Having an active blog is the fastest, easiest and most cost-effective way of populating a website with regular, unique content that drives traffic. Given this fact, it’s surprising how so many businesses allow their blog to drop to the bottom of the priority list.
In a typical scenario, the business will start off with an ambition to have regular blogs, newsletters and social media content. However, as time goes on and people get too busy, one or two of these activities will start to lag behind – until you get to the point where you suddenly haven’t posted anything for weeks or even months.
So – whose fault is that?
And how can we prevent it from happening again?
Troubleshoot your blog process
For a small or medium-sized business, there are generally three options for creating blog content, all of which have their own unique benefits and challenges. Which of these sounds the most familiar to you?
1. The Marketer
Putting the Marketing Manager or Marketing Assistant in charge of the content often sounds like the most logical approach for a small or medium-sized business. After all, they know the key messages you want to focus on, and they’re well versed in brand voice and visuals.
However, as most marketers will testify, the marketing function is an incredibly broad role.

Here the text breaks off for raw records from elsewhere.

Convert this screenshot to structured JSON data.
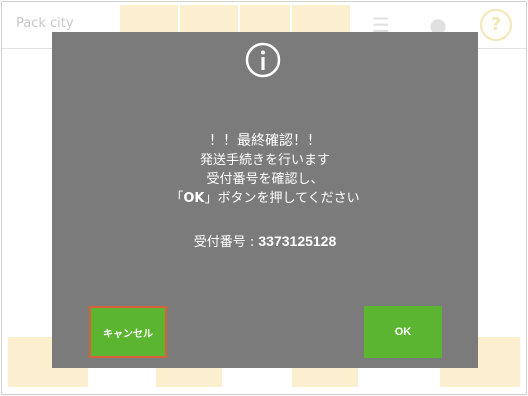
{
  "app": {
    "title": "Pack  city"
  },
  "modal": {
    "icon": "info-icon",
    "message_lines": [
      "！！最終確認！！",
      "発送手続きを行います",
      "受付番号を確認し、"
    ],
    "ok_prompt": {
      "open_bracket": "「",
      "ok_word": "OK",
      "rest": "」ボタンを押してください"
    },
    "receipt_label": "受付番号 : ",
    "receipt_number": "3373125128",
    "cancel_label": "キャンセル",
    "ok_label": "OK"
  },
  "colors": {
    "modal_bg": "#7b7b7b",
    "button_green": "#5cb531",
    "cancel_focus_border": "#d9603a",
    "bg_accent_yellow": "#fbefcf"
  }
}
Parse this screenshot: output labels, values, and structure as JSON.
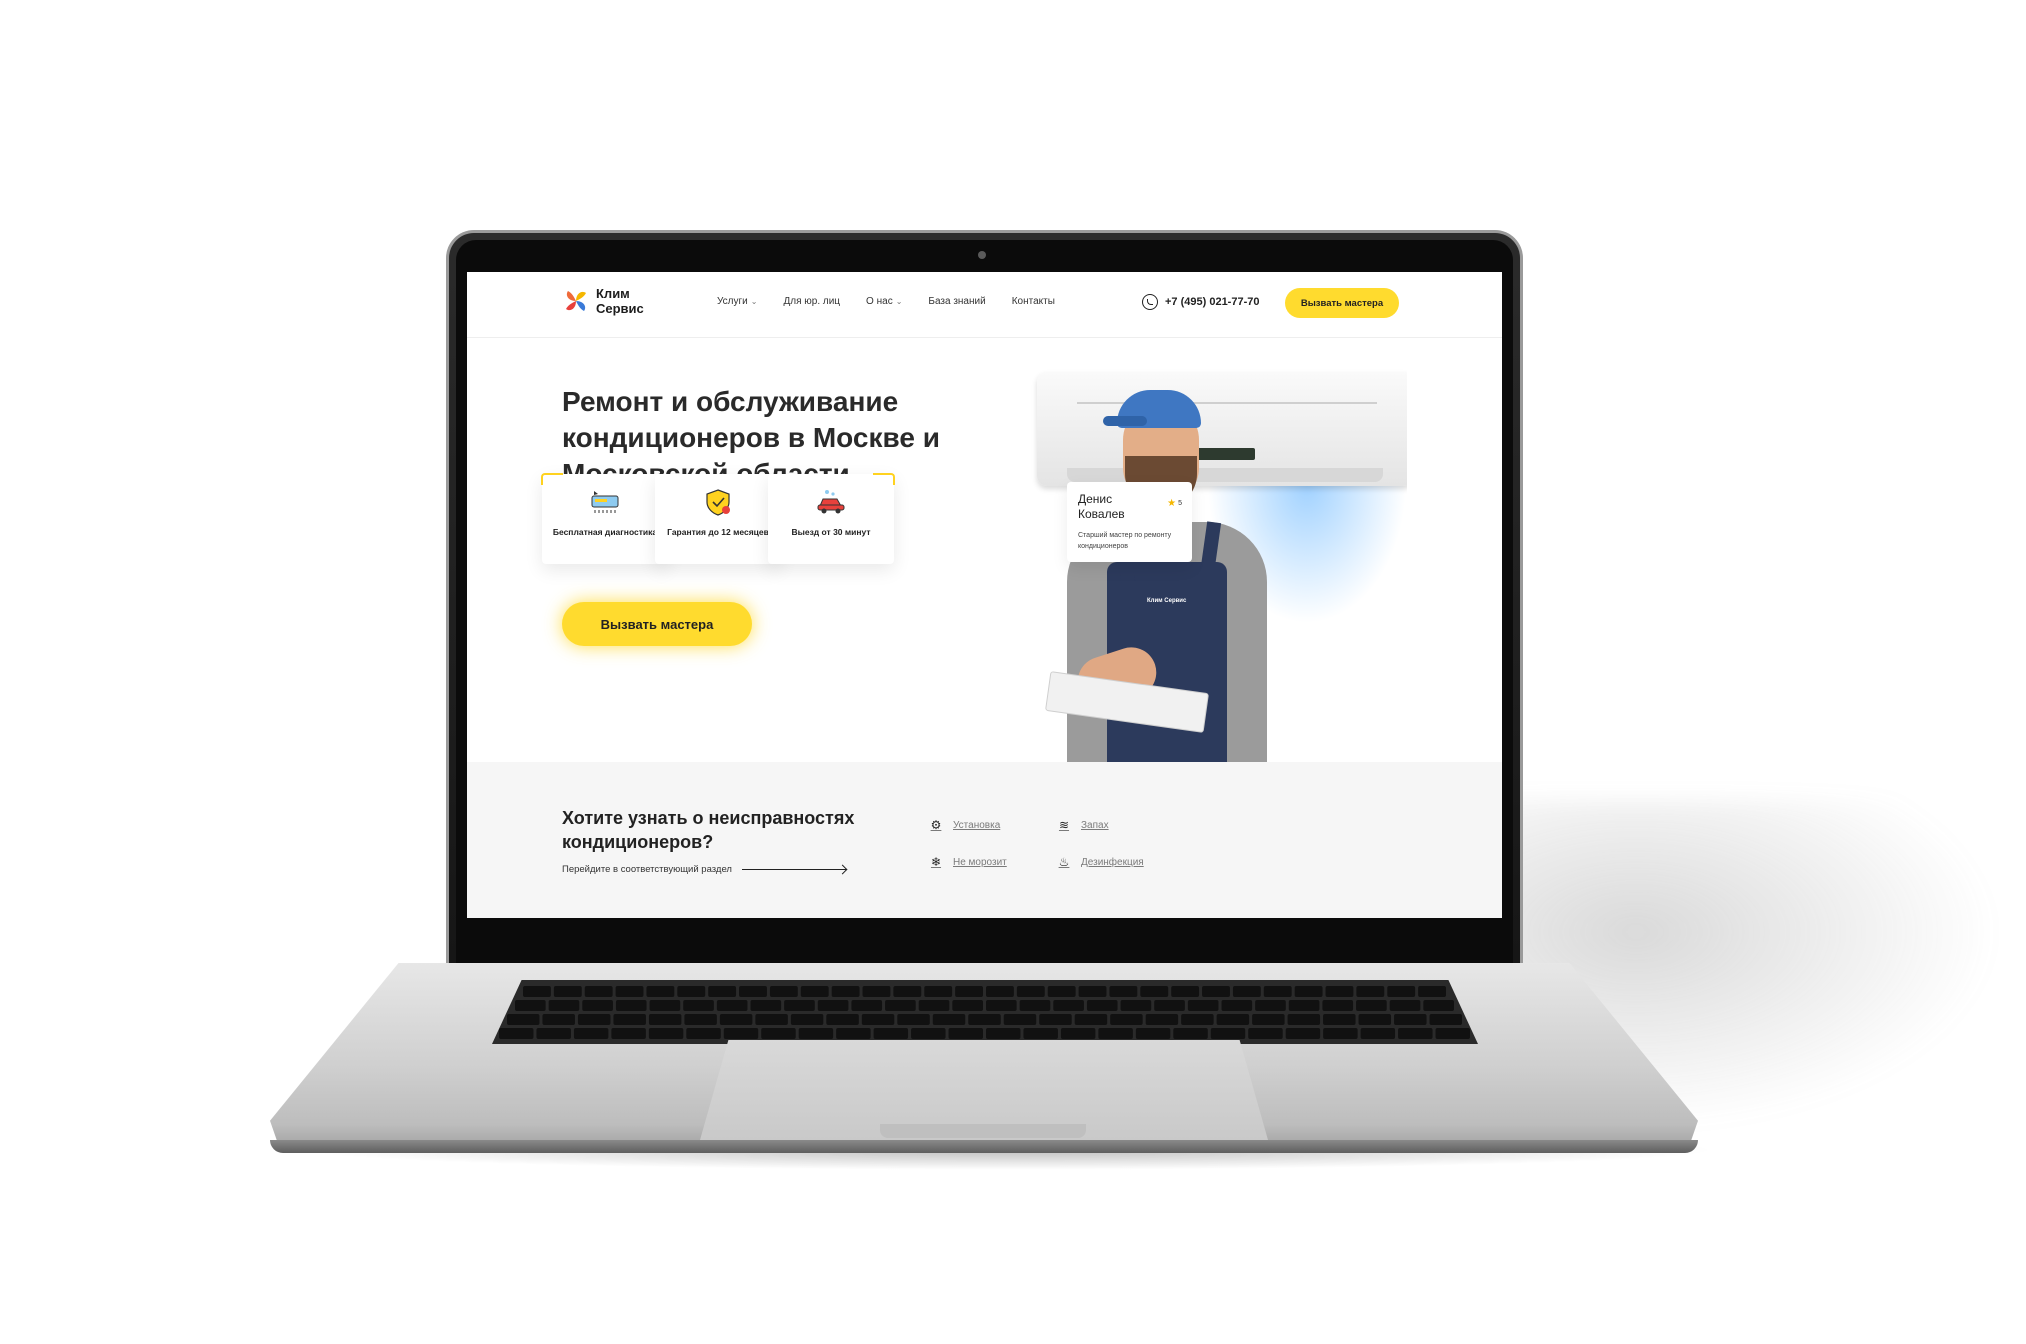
{
  "header": {
    "logo_line1": "Клим",
    "logo_line2": "Сервис",
    "nav": [
      {
        "label": "Услуги",
        "dropdown": true
      },
      {
        "label": "Для юр. лиц",
        "dropdown": false
      },
      {
        "label": "О нас",
        "dropdown": true
      },
      {
        "label": "База знаний",
        "dropdown": false
      },
      {
        "label": "Контакты",
        "dropdown": false
      }
    ],
    "phone": "+7 (495) 021-77-70",
    "cta_label": "Вызвать мастера"
  },
  "hero": {
    "title": "Ремонт и обслуживание кондиционеров в Москве и Московской области",
    "features": [
      {
        "label": "Бесплатная диагностика",
        "icon": "diagnostics-icon"
      },
      {
        "label": "Гарантия до 12 месяцев",
        "icon": "guarantee-shield-icon"
      },
      {
        "label": "Выезд от 30 минут",
        "icon": "car-icon"
      }
    ],
    "cta_label": "Вызвать мастера"
  },
  "master": {
    "name": "Денис Ковалев",
    "rating": "5",
    "role": "Старший мастер по ремонту кондиционеров",
    "overalls_logo": "Клим Сервис"
  },
  "faults": {
    "title": "Хотите узнать о неисправностях кондиционеров?",
    "subtitle": "Перейдите в соответствующий раздел",
    "links": [
      {
        "label": "Установка",
        "icon": "gear-icon"
      },
      {
        "label": "Запах",
        "icon": "smell-icon"
      },
      {
        "label": "Не морозит",
        "icon": "snowflake-icon"
      },
      {
        "label": "Дезинфекция",
        "icon": "spray-icon"
      }
    ]
  },
  "colors": {
    "accent": "#ffdb2e",
    "text": "#222222",
    "section_bg": "#f6f6f6"
  }
}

A small business marketer is required to quickly shift tasks and wear a number of different hats. One minute they’re planning events, the next they’re doing branding or planning advertising campaigns, followed by managing the website and running customer surveys… It’s a complex role. Adding weekly in-depth content writing to this list of tasks can be completely unrealistic.
2. The in-house expert
Some businesses depend on an internal topical expert to provide the bulk of the content – sometimes in collaboration with the marketer. This is a brilliant approach… In theory.
The expert will of course have the qualitative input that you may want from a good blog piece. Perhaps the person is a visionary, a thought leader, an entertainer. The blog can be the perfect place for them to build their online following and create influence, giving the business a more ‘human’ face.
However – being an expert often means you are likely to be pulled in a number of different directions. You’re needed everywhere. You’re inherently busy. There will be times when all you manage to scribble down is a few notes and ideas – far from the well-structured content piece your readers want.
3. The outsourced writer
Plugging in an external resource to help with content creation is often the first step to building a long-term blog strategy. Having a constant resource available to focus on the content means that a business can allow their blog to survive through busy periods and times of change. By having access to a blog creation specialist, the marketer can be more efficient with their time – and the in-house expert can spend a bit longer on their thought leadership posts without pressure. (Many content specialists are also skilled in taking their rough notes and rapidly transforming them to coherent blog posts.)
Still, having ‘content on tap’ is of course never without risk. This approach does require a collaborative mindset, with some project management and quality assurance. There needs to be a defined contact person in the business who can review and publish the content once it’s handed over by the writer.
The perfect blog storm
So – it’s clear that neither of these approaches is perfect in its own right. However, the first two are the ones most likely to cause a blog to fizzle out over time. Some of the best regular industry blogs are a result of a series of collaborations – where one person is in charge of the blog deliverables while also having access to a number of dedicated resources that keep churning out relevant content every week, every month, every year. A business should have always aim to have one single point of responsibility, but they need to also invest in making them as successful as possible.
Take your blog further
We’ll be diving deeper into the anatomy of a successful content strategy here in the blog during the autumn, where we’ll be touching on the topic of blogs in more detail. But for now, take a step back and think about your own blog initiatives and what has made them successful or unsuccessful in the past. Where did you fail? What would you do differently today?
It’s well worth taking the time to build the engine for a solid, dependable content machine.
Your revenue will thank you later.